◆ WORK INSTRUCTION ◆
Return each line of the listing in which the word "ginger" appears.

━━━ INFORMATION SUPPLIED

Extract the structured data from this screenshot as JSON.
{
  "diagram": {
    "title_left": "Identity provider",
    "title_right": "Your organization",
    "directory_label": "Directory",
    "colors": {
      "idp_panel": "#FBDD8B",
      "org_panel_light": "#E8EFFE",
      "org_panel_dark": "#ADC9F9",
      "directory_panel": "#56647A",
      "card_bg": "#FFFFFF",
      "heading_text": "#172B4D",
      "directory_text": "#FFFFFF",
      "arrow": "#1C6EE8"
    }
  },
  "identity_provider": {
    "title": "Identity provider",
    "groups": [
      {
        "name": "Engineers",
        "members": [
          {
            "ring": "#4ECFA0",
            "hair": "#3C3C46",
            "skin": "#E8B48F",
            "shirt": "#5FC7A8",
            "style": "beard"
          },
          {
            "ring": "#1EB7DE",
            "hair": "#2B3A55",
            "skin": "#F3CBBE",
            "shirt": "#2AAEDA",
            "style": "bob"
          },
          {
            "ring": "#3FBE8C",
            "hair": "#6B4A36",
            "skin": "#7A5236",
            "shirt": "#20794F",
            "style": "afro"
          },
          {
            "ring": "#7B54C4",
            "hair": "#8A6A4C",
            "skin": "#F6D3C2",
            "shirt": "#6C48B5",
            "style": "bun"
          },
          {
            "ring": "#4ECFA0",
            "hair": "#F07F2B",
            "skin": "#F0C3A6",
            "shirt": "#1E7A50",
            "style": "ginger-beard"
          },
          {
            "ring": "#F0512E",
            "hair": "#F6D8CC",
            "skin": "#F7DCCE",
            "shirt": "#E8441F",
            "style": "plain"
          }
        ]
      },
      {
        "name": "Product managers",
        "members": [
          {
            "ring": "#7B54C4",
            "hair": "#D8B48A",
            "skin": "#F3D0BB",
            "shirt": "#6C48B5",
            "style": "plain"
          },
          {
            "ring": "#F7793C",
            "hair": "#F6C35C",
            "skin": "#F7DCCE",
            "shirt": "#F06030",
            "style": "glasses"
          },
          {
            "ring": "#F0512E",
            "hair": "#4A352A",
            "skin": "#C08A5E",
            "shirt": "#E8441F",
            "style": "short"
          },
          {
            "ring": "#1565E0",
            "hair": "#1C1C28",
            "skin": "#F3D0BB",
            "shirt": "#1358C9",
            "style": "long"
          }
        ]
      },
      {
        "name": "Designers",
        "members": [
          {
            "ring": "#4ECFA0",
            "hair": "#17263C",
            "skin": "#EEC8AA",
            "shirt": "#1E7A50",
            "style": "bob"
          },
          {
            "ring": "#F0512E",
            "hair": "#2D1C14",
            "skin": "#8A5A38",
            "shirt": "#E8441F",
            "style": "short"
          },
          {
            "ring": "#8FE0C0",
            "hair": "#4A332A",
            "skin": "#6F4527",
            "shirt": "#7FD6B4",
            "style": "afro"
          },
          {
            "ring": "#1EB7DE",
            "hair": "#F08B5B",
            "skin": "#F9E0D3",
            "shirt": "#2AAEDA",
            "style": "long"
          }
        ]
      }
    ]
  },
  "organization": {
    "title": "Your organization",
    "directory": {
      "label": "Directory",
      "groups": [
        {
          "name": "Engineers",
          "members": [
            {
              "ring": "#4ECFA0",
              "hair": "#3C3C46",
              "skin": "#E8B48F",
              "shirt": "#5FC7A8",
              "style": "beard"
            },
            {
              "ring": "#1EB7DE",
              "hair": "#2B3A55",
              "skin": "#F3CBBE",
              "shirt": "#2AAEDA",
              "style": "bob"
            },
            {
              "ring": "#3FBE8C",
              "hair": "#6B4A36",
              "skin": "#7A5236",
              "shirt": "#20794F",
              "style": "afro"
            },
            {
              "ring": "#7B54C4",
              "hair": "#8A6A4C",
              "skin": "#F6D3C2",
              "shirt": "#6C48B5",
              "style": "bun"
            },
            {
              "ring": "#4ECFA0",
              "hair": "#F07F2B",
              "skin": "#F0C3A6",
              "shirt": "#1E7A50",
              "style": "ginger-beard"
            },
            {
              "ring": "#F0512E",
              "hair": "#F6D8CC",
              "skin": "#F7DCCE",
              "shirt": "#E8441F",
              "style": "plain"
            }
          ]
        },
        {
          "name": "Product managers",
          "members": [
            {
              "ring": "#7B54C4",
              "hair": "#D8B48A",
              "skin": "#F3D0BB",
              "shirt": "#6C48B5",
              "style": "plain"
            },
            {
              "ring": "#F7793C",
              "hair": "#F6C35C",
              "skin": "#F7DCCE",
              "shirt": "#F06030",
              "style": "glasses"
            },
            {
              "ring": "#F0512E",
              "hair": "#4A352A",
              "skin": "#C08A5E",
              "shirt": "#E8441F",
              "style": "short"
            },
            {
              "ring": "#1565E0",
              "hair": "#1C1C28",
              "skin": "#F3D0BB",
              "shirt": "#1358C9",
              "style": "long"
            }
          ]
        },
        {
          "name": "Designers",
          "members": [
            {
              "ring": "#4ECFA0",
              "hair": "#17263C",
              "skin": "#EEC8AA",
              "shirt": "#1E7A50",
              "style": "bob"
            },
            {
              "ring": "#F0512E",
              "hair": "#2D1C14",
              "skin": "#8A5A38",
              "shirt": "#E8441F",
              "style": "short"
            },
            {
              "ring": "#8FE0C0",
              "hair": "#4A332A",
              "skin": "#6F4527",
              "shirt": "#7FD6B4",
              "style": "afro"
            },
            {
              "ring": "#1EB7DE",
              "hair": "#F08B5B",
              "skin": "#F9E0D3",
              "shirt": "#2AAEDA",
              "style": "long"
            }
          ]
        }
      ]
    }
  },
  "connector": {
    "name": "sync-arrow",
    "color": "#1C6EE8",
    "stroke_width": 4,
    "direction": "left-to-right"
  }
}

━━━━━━

◆ WORKED SOLUTION ◆
            "style": "ginger-beard"
              "style": "ginger-beard"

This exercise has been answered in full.